I’ve been able to cook what I want to cook for a long time now, so it’s fun for me to have a path to follow and narrow the direction of what I’m doing. The menu is not all authentically Portuguese, but it’s Portuguese-inspired.

In 2019, Caroline and I went to Portugal—Lisbon, the Douro Valley, and Porto. I saw different things than I thought we were going to see. The joie de vivre, a very humble but loose festive spirit, is very much alive there. That’s another thing we’re looking for with the restaurant. I want it to be a fun place for people to eat cheese and drink wine and spoon out their caldo verde as they pass plates. I definitely took a lot of inspiration from that trip. I didn’t want to fly in a bunch of fish from Portugal, so I wanted to focus on what we have here. Portuguese cuisine is so seafood-heavy, but I wanted to highlight something really local, so I’m working with a fisherwoman from Santa Barbara to get the rock crab for our caldo verde. It’s the perfect way to use it since there’s so much shell.

STYNE: It’s an interesting moment in LA. We’re in this downtown commercial area, and a lot of people aren’t back in the office yet, so we are definitely still growing our lunch business. We have a lot of people who come in for breakfast too. We foresee it as being the place that you can walk to and have a fantastic lunch and go back to work. There’s a fashion district and so much happening around this area and so many interesting people.
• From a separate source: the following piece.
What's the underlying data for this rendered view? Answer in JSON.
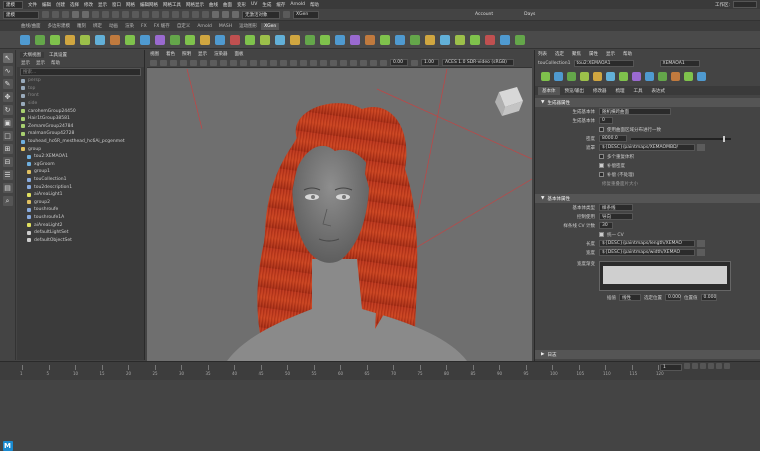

I also foresee a little fashion hour at our bar. I feel like Caldo Verde has such a draw for so many different reasons.

GOIN: During the pandemic, it was all we could do to try to survive, and try to figure out how to take care of our staff as best we could. The horrible unknown of not knowing what was coming, and not knowing how long our money needs to last. Do we need to lay people off? Is it safe to do takeout? It was brutal. We were just trying to figure out how to survive. The people we feel the real responsibility to are our staff who have been with us for so many years. Our chef de cuisine and sous chef at Caldo Verde were both at Lucques when it closed. We thought it would be six months, but it was a year and a half before we could open.

STYNE: The fact that Congress put this whole thing into action with the Restaurant Revitalization Fund and got $28.6 billion in the hands of really needy restaurants—it was a fantasy come true. Unfortunately we had asked them for a lot more money, and we found ourselves in the position that two-thirds of the restaurants that needed the money didn’t get it. There are 177,000 restaurants that applied and did not get funding because the money ran out. We need another $60 billion to replenish that fund. We’ve been pleading with Congress. They saved a third of the industry, but we need to save the other two-thirds.
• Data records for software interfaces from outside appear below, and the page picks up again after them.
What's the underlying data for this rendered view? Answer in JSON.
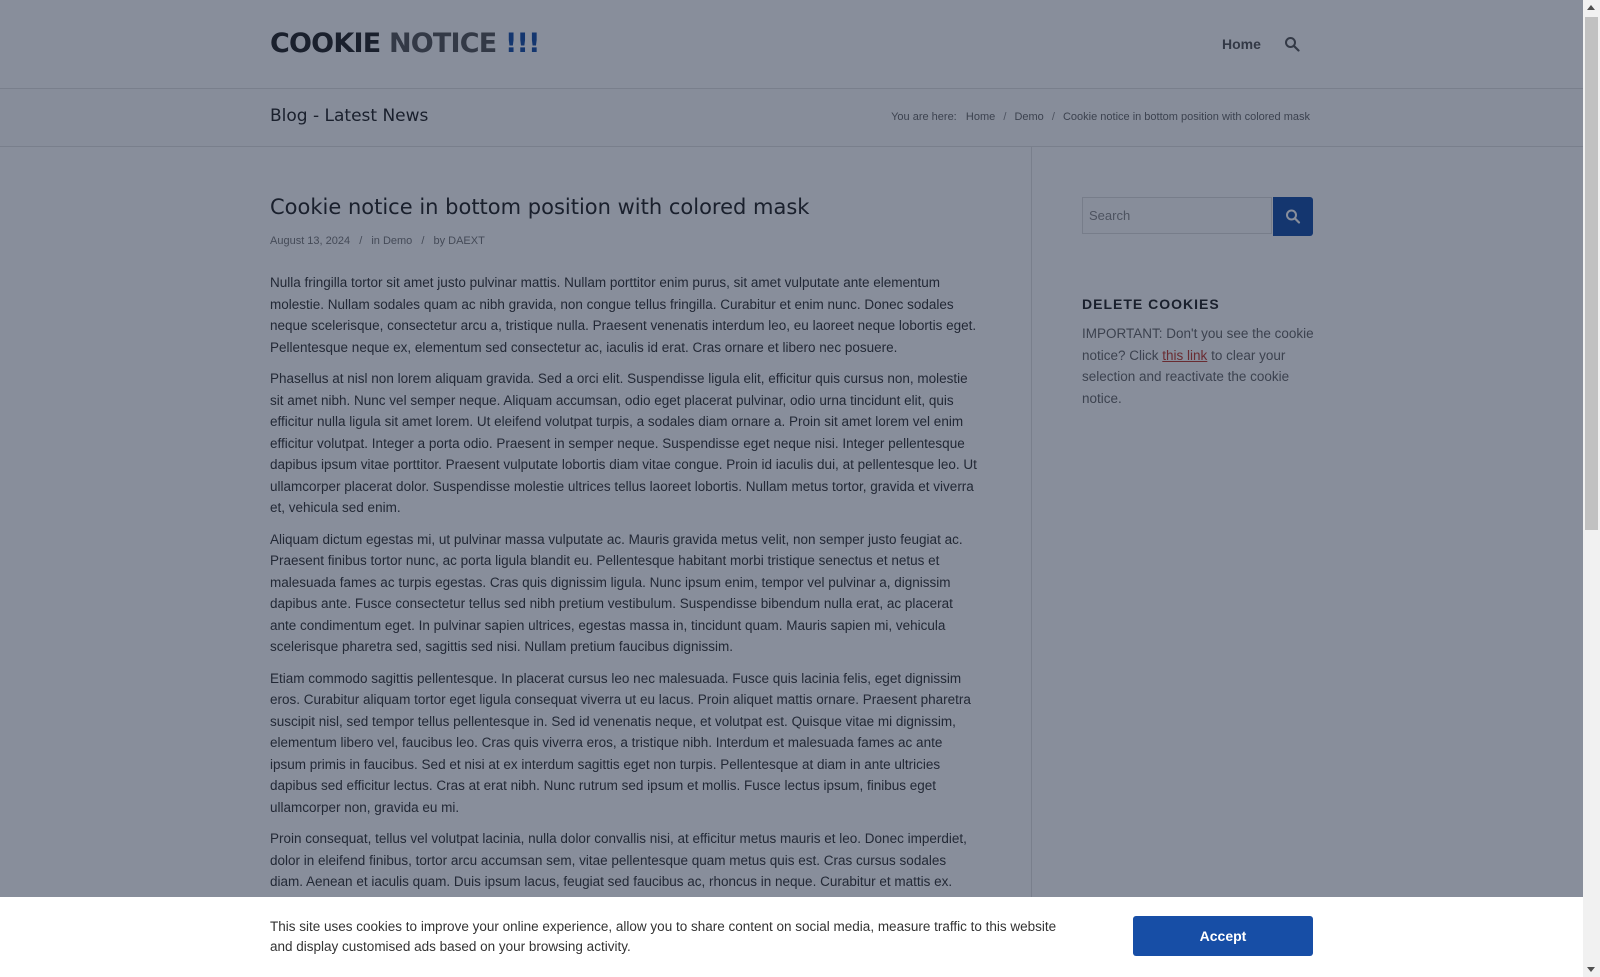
{
  "header": {
    "logo": {
      "word1": "COOKIE",
      "word2": "NOTICE",
      "word3": "!!!"
    },
    "nav": {
      "home": "Home",
      "search_icon": "search-icon"
    }
  },
  "titlebar": {
    "title": "Blog - Latest News",
    "breadcrumb": {
      "prefix": "You are here:",
      "items": [
        "Home",
        "Demo",
        "Cookie notice in bottom position with colored mask"
      ],
      "separator": "/"
    }
  },
  "post": {
    "title": "Cookie notice in bottom position with colored mask",
    "meta": {
      "date": "August 13, 2024",
      "category_prefix": "in",
      "category": "Demo",
      "author_prefix": "by",
      "author": "DAEXT"
    },
    "paragraphs": [
      "Nulla fringilla tortor sit amet justo pulvinar mattis. Nullam porttitor enim purus, sit amet vulputate ante elementum molestie. Nullam sodales quam ac nibh gravida, non congue tellus fringilla. Curabitur et enim nunc. Donec sodales neque scelerisque, consectetur arcu a, tristique nulla. Praesent venenatis interdum leo, eu laoreet neque lobortis eget. Pellentesque neque ex, elementum sed consectetur ac, iaculis id erat. Cras ornare et libero nec posuere.",
      "Phasellus at nisl non lorem aliquam gravida. Sed a orci elit. Suspendisse ligula elit, efficitur quis cursus non, molestie sit amet nibh. Nunc vel semper neque. Aliquam accumsan, odio eget placerat pulvinar, odio urna tincidunt elit, quis efficitur nulla ligula sit amet lorem. Ut eleifend volutpat turpis, a sodales diam ornare a. Proin sit amet lorem vel enim efficitur volutpat. Integer a porta odio. Praesent in semper neque. Suspendisse eget neque nisi. Integer pellentesque dapibus ipsum vitae porttitor. Praesent vulputate lobortis diam vitae congue. Proin id iaculis dui, at pellentesque leo. Ut ullamcorper placerat dolor. Suspendisse molestie ultrices tellus laoreet lobortis. Nullam metus tortor, gravida et viverra et, vehicula sed enim.",
      "Aliquam dictum egestas mi, ut pulvinar massa vulputate ac. Mauris gravida metus velit, non semper justo feugiat ac. Praesent finibus tortor nunc, ac porta ligula blandit eu. Pellentesque habitant morbi tristique senectus et netus et malesuada fames ac turpis egestas. Cras quis dignissim ligula. Nunc ipsum enim, tempor vel pulvinar a, dignissim dapibus ante. Fusce consectetur tellus sed nibh pretium vestibulum. Suspendisse bibendum nulla erat, ac placerat ante condimentum eget. In pulvinar sapien ultrices, egestas massa in, tincidunt quam. Mauris sapien mi, vehicula scelerisque pharetra sed, sagittis sed nisi. Nullam pretium faucibus dignissim.",
      "Etiam commodo sagittis pellentesque. In placerat cursus leo nec malesuada. Fusce quis lacinia felis, eget dignissim eros. Curabitur aliquam tortor eget ligula consequat viverra ut eu lacus. Proin aliquet mattis ornare. Praesent pharetra suscipit nisl, sed tempor tellus pellentesque in. Sed id venenatis neque, et volutpat est. Quisque vitae mi dignissim, elementum libero vel, faucibus leo. Cras quis viverra eros, a tristique nibh. Interdum et malesuada fames ac ante ipsum primis in faucibus. Sed et nisi at ex interdum sagittis eget non turpis. Pellentesque at diam in ante ultricies dapibus sed efficitur lectus. Cras at erat nibh. Nunc rutrum sed ipsum et mollis. Fusce lectus ipsum, finibus eget ullamcorper non, gravida eu mi.",
      "Proin consequat, tellus vel volutpat lacinia, nulla dolor convallis nisi, at efficitur metus mauris et leo. Donec imperdiet, dolor in eleifend finibus, tortor arcu accumsan sem, vitae pellentesque quam metus quis est. Cras cursus sodales diam. Aenean et iaculis quam. Duis ipsum lacus, feugiat sed faucibus ac, rhoncus in neque. Curabitur et mattis ex."
    ]
  },
  "sidebar": {
    "search_placeholder": "Search",
    "search_button_icon": "search-icon",
    "widget": {
      "title": "DELETE COOKIES",
      "text_before": "IMPORTANT: Don't you see the cookie notice? Click ",
      "link": "this link",
      "text_after": " to clear your selection and reactivate the cookie notice."
    }
  },
  "cookie_notice": {
    "text": "This site uses cookies to improve your online experience, allow you to share content on social media, measure traffic to this website and display customised ads based on your browsing activity.",
    "accept_label": "Accept"
  },
  "colors": {
    "accent": "#174ea6",
    "mask": "rgba(17,30,55,0.5)",
    "link": "#c0392b"
  }
}
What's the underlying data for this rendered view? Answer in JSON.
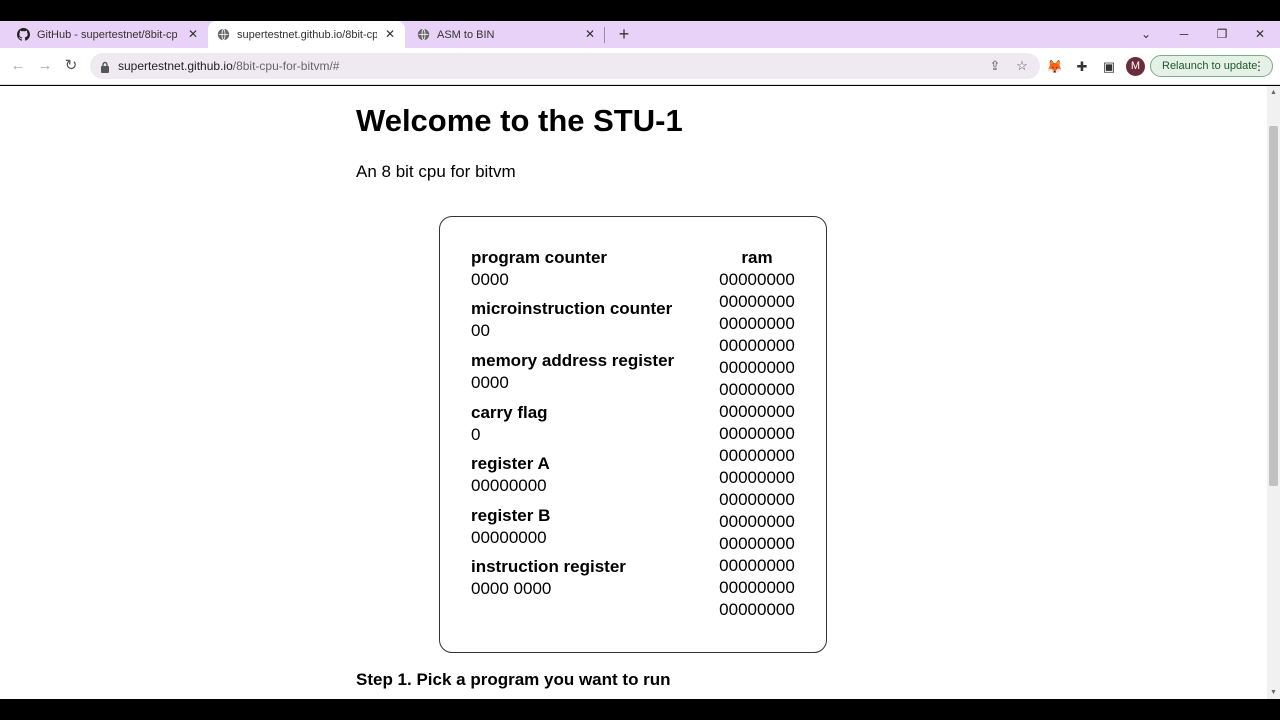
{
  "browser": {
    "tabs": [
      {
        "title": "GitHub - supertestnet/8bit-cpu-",
        "icon": "github-icon",
        "active": false
      },
      {
        "title": "supertestnet.github.io/8bit-cpu-",
        "icon": "globe-icon",
        "active": true
      },
      {
        "title": "ASM to BIN",
        "icon": "globe-icon",
        "active": false
      }
    ],
    "url_host": "supertestnet.github.io",
    "url_path": "/8bit-cpu-for-bitvm/#",
    "avatar_letter": "M",
    "relaunch_label": "Relaunch to update"
  },
  "page": {
    "title": "Welcome to the STU-1",
    "subtitle": "An 8 bit cpu for bitvm",
    "registers": [
      {
        "label": "program counter",
        "value": "0000"
      },
      {
        "label": "microinstruction counter",
        "value": "00"
      },
      {
        "label": "memory address register",
        "value": "0000"
      },
      {
        "label": "carry flag",
        "value": "0"
      },
      {
        "label": "register A",
        "value": "00000000"
      },
      {
        "label": "register B",
        "value": "00000000"
      },
      {
        "label": "instruction register",
        "value": "0000 0000"
      }
    ],
    "ram_label": "ram",
    "ram": [
      "00000000",
      "00000000",
      "00000000",
      "00000000",
      "00000000",
      "00000000",
      "00000000",
      "00000000",
      "00000000",
      "00000000",
      "00000000",
      "00000000",
      "00000000",
      "00000000",
      "00000000",
      "00000000"
    ],
    "step1": "Step 1. Pick a program you want to run"
  }
}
I think it’s a bipartisan issue. I don’t think anybody would disagree that restaurants are an important part of the economy. It’s pretty devastating to the whole economy when restaurants fail, and so many are on the verge of failing. We were so fortunate that we got a couple of PPP grants, and if we didn’t have those grants, our restaurants wouldn’t be operating today. We would be closed.
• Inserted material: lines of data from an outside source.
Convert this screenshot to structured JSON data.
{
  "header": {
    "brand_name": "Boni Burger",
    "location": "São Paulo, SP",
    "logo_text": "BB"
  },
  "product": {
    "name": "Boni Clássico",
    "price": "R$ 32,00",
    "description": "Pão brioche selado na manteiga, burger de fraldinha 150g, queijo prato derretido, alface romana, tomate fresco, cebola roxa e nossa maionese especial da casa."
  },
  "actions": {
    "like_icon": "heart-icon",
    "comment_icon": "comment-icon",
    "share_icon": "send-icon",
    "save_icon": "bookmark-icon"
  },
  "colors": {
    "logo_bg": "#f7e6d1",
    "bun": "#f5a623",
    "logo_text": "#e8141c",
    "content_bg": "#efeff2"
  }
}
GOIN: The initial round saved so many people, but there needs to be more.

STYNE: If you didn’t have a banking relationship, it was very hard to get a PPP loan. In the end, Square and online banks provided some avenues. But if you weren’t really savvy and didn’t have all of your ducks in a row, you didn’t get those loans.

GOIN: We are definitely still struggling to find people. So many left the industry, moved home, or moved out of state where it’s cheaper to live, or decided to start a new career. A lot of people really changed their lives and moved away from the hospitality industry.

We are really happy with the restaurant, but we just need more staff to execute everything. To grow the cocktail program, and to be open seven days a week for breakfast, lunch, and dinner. And to grow into everything we can be. I look forward to us being a year old and growing to become part of the community. We had a really busy breakfast this morning, and it was not just hotel guests. That was so fun to see. We love the bustling restaurant feeling when there are all different types of people just doing their thing and enjoying themselves.

Top photo: Caroline Styne and Suzanne Goin. Photo: Dylan & Jeni.